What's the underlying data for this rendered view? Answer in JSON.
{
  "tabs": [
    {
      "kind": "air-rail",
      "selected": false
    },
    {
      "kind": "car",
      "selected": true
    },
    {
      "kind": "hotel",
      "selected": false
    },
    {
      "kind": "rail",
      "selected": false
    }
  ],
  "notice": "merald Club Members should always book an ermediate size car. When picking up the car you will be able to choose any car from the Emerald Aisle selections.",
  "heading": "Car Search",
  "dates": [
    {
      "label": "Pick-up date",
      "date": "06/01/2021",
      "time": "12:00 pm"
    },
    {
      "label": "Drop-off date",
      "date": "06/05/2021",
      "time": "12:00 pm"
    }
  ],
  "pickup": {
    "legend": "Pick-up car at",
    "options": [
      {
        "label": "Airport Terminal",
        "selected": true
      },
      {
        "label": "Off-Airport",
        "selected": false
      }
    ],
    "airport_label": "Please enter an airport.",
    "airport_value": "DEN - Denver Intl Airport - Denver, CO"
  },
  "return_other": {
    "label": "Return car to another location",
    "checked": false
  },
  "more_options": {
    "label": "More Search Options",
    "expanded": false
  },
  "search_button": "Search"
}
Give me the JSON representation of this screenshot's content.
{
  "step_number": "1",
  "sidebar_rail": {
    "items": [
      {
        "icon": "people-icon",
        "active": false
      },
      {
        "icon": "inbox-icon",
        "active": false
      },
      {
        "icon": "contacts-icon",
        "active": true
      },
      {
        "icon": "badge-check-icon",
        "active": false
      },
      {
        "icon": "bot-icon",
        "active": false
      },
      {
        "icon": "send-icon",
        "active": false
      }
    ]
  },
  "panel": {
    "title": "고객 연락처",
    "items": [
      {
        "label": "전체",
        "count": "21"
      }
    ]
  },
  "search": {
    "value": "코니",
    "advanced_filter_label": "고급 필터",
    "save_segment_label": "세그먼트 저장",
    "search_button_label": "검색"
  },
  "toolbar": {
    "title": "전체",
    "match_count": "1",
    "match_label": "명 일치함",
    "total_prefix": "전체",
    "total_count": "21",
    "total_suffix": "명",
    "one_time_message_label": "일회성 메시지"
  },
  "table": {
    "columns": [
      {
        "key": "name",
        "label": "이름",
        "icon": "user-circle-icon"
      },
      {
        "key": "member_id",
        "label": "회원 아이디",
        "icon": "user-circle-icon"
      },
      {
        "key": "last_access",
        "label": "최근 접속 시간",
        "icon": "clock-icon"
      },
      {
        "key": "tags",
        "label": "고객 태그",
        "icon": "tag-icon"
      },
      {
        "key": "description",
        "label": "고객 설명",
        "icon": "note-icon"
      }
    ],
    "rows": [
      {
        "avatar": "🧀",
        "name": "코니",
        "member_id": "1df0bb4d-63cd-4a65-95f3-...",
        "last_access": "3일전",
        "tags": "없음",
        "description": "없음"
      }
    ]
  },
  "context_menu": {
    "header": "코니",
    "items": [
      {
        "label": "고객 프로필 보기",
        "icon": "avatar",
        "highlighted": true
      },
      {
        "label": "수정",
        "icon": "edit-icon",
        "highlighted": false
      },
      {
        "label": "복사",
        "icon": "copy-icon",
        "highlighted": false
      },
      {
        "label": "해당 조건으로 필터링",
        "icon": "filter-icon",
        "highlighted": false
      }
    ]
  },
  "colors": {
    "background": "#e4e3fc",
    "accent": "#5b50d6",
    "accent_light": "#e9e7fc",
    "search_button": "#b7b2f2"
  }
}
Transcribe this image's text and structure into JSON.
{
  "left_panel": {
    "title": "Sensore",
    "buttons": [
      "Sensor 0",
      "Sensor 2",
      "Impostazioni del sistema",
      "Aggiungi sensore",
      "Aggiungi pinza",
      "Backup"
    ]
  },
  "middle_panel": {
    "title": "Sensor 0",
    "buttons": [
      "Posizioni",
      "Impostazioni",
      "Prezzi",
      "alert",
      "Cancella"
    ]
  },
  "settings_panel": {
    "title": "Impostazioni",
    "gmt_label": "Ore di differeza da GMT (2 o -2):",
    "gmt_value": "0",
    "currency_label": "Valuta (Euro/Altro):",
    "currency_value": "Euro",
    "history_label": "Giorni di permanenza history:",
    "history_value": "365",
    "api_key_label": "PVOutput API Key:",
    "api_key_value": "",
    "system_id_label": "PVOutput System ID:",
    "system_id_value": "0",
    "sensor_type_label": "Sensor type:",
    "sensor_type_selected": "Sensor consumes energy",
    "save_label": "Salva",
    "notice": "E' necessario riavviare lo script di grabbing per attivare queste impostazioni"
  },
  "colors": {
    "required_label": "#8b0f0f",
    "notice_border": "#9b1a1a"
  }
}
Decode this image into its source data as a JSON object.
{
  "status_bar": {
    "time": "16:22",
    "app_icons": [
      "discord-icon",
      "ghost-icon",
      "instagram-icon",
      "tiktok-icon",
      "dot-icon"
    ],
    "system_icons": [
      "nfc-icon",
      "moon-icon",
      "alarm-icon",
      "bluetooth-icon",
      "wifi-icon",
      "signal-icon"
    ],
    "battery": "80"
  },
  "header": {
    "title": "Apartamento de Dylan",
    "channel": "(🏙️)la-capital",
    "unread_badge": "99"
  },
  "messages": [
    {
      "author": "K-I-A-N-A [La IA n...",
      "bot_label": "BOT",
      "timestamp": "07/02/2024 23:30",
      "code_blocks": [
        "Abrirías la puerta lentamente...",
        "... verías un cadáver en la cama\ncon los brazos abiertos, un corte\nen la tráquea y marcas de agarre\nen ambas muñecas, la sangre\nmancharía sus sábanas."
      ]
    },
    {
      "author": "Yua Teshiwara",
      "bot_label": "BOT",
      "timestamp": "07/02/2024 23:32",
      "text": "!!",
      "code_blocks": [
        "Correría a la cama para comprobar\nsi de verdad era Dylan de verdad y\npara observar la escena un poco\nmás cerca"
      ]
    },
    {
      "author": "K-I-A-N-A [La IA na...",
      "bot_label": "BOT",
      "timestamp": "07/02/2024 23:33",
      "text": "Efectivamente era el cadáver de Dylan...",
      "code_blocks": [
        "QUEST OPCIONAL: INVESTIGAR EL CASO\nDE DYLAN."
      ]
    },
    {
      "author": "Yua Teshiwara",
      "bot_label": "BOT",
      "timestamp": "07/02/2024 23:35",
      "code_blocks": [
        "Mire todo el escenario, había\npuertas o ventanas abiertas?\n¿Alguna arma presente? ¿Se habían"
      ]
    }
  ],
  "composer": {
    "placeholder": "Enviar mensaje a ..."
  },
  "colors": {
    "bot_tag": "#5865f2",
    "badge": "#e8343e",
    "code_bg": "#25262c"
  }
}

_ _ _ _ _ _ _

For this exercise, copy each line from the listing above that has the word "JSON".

● **Final answer**:
What's the underlying data for this rendered view? Answer in JSON.
Give me the JSON representation of this screenshot's content.
Transcribe this image's text and structure into JSON.
Decode this image into its source data as a JSON object.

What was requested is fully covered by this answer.